(Stored items from a collection)
※
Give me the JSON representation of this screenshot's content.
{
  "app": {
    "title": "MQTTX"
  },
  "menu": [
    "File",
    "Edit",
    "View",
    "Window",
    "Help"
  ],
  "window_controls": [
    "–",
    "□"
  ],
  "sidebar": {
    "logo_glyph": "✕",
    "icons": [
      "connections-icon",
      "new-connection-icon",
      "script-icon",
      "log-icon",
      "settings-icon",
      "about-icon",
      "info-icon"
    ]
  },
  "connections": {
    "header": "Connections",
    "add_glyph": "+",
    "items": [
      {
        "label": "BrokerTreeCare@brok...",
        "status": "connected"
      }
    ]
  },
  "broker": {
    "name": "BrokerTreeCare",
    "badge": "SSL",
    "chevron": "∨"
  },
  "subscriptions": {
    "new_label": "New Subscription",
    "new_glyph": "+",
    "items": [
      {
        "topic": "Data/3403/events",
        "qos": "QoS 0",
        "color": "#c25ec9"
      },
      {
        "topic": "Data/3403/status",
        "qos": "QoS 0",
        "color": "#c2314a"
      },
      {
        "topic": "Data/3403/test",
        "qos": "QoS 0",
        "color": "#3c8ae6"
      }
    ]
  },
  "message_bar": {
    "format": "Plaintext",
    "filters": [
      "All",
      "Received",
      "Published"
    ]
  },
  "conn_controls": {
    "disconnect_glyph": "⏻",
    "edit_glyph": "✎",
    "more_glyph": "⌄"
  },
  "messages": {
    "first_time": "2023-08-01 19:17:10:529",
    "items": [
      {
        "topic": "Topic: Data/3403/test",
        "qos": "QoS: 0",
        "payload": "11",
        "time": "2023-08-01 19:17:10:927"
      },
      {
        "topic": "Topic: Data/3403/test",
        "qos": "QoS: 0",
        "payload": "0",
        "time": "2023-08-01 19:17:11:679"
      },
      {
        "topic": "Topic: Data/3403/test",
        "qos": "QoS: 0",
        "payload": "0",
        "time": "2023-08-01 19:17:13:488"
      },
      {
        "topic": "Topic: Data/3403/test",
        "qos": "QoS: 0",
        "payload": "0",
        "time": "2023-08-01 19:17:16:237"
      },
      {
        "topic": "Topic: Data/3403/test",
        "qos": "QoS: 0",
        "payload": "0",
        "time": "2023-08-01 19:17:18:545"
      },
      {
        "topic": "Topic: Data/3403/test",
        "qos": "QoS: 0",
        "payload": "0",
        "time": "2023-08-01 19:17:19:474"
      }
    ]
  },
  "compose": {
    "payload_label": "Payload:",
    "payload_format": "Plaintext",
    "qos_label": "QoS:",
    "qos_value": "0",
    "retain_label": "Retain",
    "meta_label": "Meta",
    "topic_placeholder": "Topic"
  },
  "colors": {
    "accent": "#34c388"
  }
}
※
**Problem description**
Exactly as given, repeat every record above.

**Task output**
Give me the JSON representation of this screenshot's content.
{
  "app": {
    "title": "MQTTX"
  },
  "menu": [
    "File",
    "Edit",
    "View",
    "Window",
    "Help"
  ],
  "window_controls": [
    "–",
    "□"
  ],
  "sidebar": {
    "logo_glyph": "✕",
    "icons": [
      "connections-icon",
      "new-connection-icon",
      "script-icon",
      "log-icon",
      "settings-icon",
      "about-icon",
      "info-icon"
    ]
  },
  "connections": {
    "header": "Connections",
    "add_glyph": "+",
    "items": [
      {
        "label": "BrokerTreeCare@brok...",
        "status": "connected"
      }
    ]
  },
  "broker": {
    "name": "BrokerTreeCare",
    "badge": "SSL",
    "chevron": "∨"
  },
  "subscriptions": {
    "new_label": "New Subscription",
    "new_glyph": "+",
    "items": [
      {
        "topic": "Data/3403/events",
        "qos": "QoS 0",
        "color": "#c25ec9"
      },
      {
        "topic": "Data/3403/status",
        "qos": "QoS 0",
        "color": "#c2314a"
      },
      {
        "topic": "Data/3403/test",
        "qos": "QoS 0",
        "color": "#3c8ae6"
      }
    ]
  },
  "message_bar": {
    "format": "Plaintext",
    "filters": [
      "All",
      "Received",
      "Published"
    ]
  },
  "conn_controls": {
    "disconnect_glyph": "⏻",
    "edit_glyph": "✎",
    "more_glyph": "⌄"
  },
  "messages": {
    "first_time": "2023-08-01 19:17:10:529",
    "items": [
      {
        "topic": "Topic: Data/3403/test",
        "qos": "QoS: 0",
        "payload": "11",
        "time": "2023-08-01 19:17:10:927"
      },
      {
        "topic": "Topic: Data/3403/test",
        "qos": "QoS: 0",
        "payload": "0",
        "time": "2023-08-01 19:17:11:679"
      },
      {
        "topic": "Topic: Data/3403/test",
        "qos": "QoS: 0",
        "payload": "0",
        "time": "2023-08-01 19:17:13:488"
      },
      {
        "topic": "Topic: Data/3403/test",
        "qos": "QoS: 0",
        "payload": "0",
        "time": "2023-08-01 19:17:16:237"
      },
      {
        "topic": "Topic: Data/3403/test",
        "qos": "QoS: 0",
        "payload": "0",
        "time": "2023-08-01 19:17:18:545"
      },
      {
        "topic": "Topic: Data/3403/test",
        "qos": "QoS: 0",
        "payload": "0",
        "time": "2023-08-01 19:17:19:474"
      }
    ]
  },
  "compose": {
    "payload_label": "Payload:",
    "payload_format": "Plaintext",
    "qos_label": "QoS:",
    "qos_value": "0",
    "retain_label": "Retain",
    "meta_label": "Meta",
    "topic_placeholder": "Topic"
  },
  "colors": {
    "accent": "#34c388"
  }
}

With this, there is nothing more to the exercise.